But Regine isn't worried. "America is what feels the best for me, for my character, for my mind," she explains. "In America, you can make a comeback anytime you want." Her latest attempt began two years ago in Miami, where she opened a club she named Jimmy'z, after a favorite old haunt. Rage debuted in New York this winter. On the club's opening night, old friends like Reinaldo Herrera, Ivana Trump, and Ron Perelman came in droves, though few bothered to follow the mandated silver-only dress code. By 11 p.m., the place was so packed that the fire marshal closed it down. "What's it like in there? Is it the way it used to be?" trilled Dominick Dunne as he waited outside the velvet ropes. The answer, it seemed, was no. Some said Regine had fallen behind the times. Others insisted the times had fallen behind her. "With all this ridiculous Giuliani stuff, Regine didn't get a cabaret license, and I think there was disappointment about that," says nightlife veteran Carmen D'Alessio. "People expect dancing from Regine."
Not long ago, celebrities and socialites jostled one another to pose for pictures in her foyer. These days, old friends like Joan Collins are slow to return her calls, and dismal turnout may force her to discontinue lunch at the restaurant. No matter. She plans to turn Rage into an upscale chain, expanding it to Houston, Dallas, Boston, and Chicago, and will open a new Regine's disco in midtown within a year.

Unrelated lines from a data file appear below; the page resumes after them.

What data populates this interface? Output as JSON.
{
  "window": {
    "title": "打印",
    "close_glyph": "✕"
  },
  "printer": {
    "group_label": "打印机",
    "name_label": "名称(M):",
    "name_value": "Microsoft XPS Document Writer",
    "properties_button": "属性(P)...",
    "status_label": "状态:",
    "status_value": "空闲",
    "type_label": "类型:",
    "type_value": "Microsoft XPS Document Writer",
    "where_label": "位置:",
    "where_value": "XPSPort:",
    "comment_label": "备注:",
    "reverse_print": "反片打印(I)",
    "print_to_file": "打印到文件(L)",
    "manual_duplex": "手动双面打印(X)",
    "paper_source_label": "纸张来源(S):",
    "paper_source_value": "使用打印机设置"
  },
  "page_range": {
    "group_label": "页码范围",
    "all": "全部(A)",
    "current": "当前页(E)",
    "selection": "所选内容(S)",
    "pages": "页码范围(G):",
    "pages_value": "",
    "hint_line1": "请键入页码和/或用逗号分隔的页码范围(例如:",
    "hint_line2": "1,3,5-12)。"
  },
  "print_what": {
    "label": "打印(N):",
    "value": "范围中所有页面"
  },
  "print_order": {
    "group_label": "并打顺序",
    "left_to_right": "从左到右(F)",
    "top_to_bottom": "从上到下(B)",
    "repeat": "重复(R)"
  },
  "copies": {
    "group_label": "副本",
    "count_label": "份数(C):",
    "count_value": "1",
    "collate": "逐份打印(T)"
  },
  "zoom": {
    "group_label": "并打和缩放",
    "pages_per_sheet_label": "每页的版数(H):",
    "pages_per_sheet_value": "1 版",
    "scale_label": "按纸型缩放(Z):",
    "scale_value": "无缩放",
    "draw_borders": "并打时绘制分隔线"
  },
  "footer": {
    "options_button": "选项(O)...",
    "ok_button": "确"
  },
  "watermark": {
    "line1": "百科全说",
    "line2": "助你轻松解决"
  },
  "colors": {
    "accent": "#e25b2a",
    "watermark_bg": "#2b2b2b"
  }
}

Soon, she says, she will open a boutique hotel chain and produce a Broadway musical about her father, The Light of Belleville. "Every morning, I wake up with something else I want to do," she explains. "I am a survivor."
But first she must survive New York. Regine chokes up when she remembers how effusively she was greeted here in 1976, when she opened her club, Regine's, in the brief period between the waning of El Morocco and the waxing of Studio 54. "Everyone said, 'You're crazy to open in New York; the whole place is going to go plop in the river,'" says Regine. She signed a fifteen-year lease anyway, and from the first night, her place was a smash success. "I am the one who saved this city from bankruptcy. I made it happy again," she says. "New York owes me."
When her New York club closed in the midst of the early-nineties recession, Regine retreated for a while to Europe, where she lived in Paris and Gstaad with her second husband, Roger Choukroun, a onetime computer engineer eight years her junior. She has one child from her first marriage, a son who was raised by his father. Over kirs one night at Rage, I read her a quote she gave to New Yorkmore than twenty years ago: "My work is my passion above all. I never loved a man that way. If Roger was ever the cause of my not succeeding, I would leave him and he knows it." Does she still feel that way? "Yes," she says. "Absolutement."
"People at my age are ready to die, but I am like a night flower. I bloom only after midnight," declares Regine a few days earlier. It's noon, and the queen is sitting in a spare York Avenue apartment, shouting over a noisy humidifier. Naked under a frilly pink robe, her thin red eyebrows not yet penciled on, she looks pale and strangely childlike. "I come home at eight in the morning, say 'Hello, bed!,' and my bed says, 'Hello, Regine!' Then I fly to Paris on the Concorde." She laughs so heartily that her little Maltese, Melodie, takes to the foot of a plastic-covered couch in fright.
As much a celebrity as most of her patrons, Regine has always cultivated her life story carefully. Spend an hour with her and she will regale you with tales of the twelve-foot pet boa constrictor given to her by Federico Fellini, the weeklong fasts she undertakes before opening a club, her abilities as a judo master and turbojet pilot. To this day, she visits three different psychics to rid herself of the unwholesome residue of her nocturnal pursuits: "I meet 400 people every night," she explains. "I'm the one in the middle. Everyone thinks something about me -- maybe good, maybe bad, I don't know -- but they're all thinking about me. So I like to be clean."